§ **Task to complete**: From the data, copy out every line in which the word "applied" appears.

§ **Exercise data**:
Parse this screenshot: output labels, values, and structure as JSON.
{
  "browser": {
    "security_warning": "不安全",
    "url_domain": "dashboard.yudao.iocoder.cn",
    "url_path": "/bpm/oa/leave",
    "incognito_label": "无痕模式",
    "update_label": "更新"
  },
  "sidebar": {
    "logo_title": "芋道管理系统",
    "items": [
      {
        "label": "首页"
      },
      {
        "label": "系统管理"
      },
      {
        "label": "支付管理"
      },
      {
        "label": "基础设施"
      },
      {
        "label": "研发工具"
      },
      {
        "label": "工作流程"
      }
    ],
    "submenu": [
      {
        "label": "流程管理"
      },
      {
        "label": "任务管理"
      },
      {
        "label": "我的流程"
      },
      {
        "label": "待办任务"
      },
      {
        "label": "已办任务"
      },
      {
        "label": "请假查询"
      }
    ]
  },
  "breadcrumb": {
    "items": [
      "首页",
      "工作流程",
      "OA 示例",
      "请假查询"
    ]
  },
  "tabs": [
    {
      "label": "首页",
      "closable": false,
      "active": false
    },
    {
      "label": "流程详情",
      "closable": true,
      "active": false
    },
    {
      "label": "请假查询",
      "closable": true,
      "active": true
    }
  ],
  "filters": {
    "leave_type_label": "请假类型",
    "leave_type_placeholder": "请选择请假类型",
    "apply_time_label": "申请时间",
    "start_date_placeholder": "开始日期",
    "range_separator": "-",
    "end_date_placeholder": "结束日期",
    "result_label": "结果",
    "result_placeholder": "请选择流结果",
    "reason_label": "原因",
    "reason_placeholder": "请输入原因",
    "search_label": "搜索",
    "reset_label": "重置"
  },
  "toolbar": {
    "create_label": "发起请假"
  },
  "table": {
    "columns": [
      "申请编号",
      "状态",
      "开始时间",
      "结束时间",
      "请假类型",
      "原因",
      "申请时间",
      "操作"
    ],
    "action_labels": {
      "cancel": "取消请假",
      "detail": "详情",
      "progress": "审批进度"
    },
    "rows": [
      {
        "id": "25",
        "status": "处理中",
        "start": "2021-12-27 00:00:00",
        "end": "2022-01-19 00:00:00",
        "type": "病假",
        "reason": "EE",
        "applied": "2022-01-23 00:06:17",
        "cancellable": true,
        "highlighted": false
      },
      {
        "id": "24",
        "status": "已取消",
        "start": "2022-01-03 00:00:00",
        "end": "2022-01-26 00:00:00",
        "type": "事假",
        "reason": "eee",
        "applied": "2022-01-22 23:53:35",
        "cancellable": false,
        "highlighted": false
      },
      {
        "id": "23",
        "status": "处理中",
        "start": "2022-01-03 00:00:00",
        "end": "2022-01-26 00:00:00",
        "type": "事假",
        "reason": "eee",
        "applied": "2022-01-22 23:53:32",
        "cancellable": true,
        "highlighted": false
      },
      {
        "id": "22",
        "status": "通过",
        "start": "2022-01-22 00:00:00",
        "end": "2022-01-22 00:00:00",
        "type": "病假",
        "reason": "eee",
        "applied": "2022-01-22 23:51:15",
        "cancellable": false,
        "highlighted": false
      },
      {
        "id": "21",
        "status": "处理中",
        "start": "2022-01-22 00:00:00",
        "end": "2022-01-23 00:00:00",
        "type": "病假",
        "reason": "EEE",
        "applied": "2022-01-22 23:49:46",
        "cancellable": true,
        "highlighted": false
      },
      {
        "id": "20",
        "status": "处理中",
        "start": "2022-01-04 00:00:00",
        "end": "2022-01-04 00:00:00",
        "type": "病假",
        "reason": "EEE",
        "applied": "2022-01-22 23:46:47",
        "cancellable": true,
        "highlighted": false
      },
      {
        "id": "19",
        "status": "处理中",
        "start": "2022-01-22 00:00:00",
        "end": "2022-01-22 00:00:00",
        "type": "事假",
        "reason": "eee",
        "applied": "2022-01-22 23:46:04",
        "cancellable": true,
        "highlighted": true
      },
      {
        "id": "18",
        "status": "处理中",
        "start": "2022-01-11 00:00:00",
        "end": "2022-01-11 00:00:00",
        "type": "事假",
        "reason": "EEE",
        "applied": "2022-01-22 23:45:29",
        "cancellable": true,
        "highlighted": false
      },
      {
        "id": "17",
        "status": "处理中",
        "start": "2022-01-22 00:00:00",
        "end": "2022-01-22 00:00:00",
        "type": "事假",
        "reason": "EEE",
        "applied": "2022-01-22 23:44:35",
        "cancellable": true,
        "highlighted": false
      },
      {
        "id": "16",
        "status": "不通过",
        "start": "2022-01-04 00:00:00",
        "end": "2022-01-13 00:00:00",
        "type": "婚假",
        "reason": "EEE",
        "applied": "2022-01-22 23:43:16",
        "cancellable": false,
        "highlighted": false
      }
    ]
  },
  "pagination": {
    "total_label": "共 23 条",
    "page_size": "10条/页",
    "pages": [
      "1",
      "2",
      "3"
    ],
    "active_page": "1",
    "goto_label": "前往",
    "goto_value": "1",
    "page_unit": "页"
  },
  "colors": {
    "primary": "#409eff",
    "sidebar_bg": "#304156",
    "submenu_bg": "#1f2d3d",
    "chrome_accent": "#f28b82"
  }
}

§ **Solution for this problem**:
        "applied": "2022-01-23 00:06:17",
        "applied": "2022-01-22 23:53:35",
        "applied": "2022-01-22 23:53:32",
        "applied": "2022-01-22 23:51:15",
        "applied": "2022-01-22 23:49:46",
        "applied": "2022-01-22 23:46:47",
        "applied": "2022-01-22 23:46:04",
        "applied": "2022-01-22 23:45:29",
        "applied": "2022-01-22 23:44:35",
        "applied": "2022-01-22 23:43:16",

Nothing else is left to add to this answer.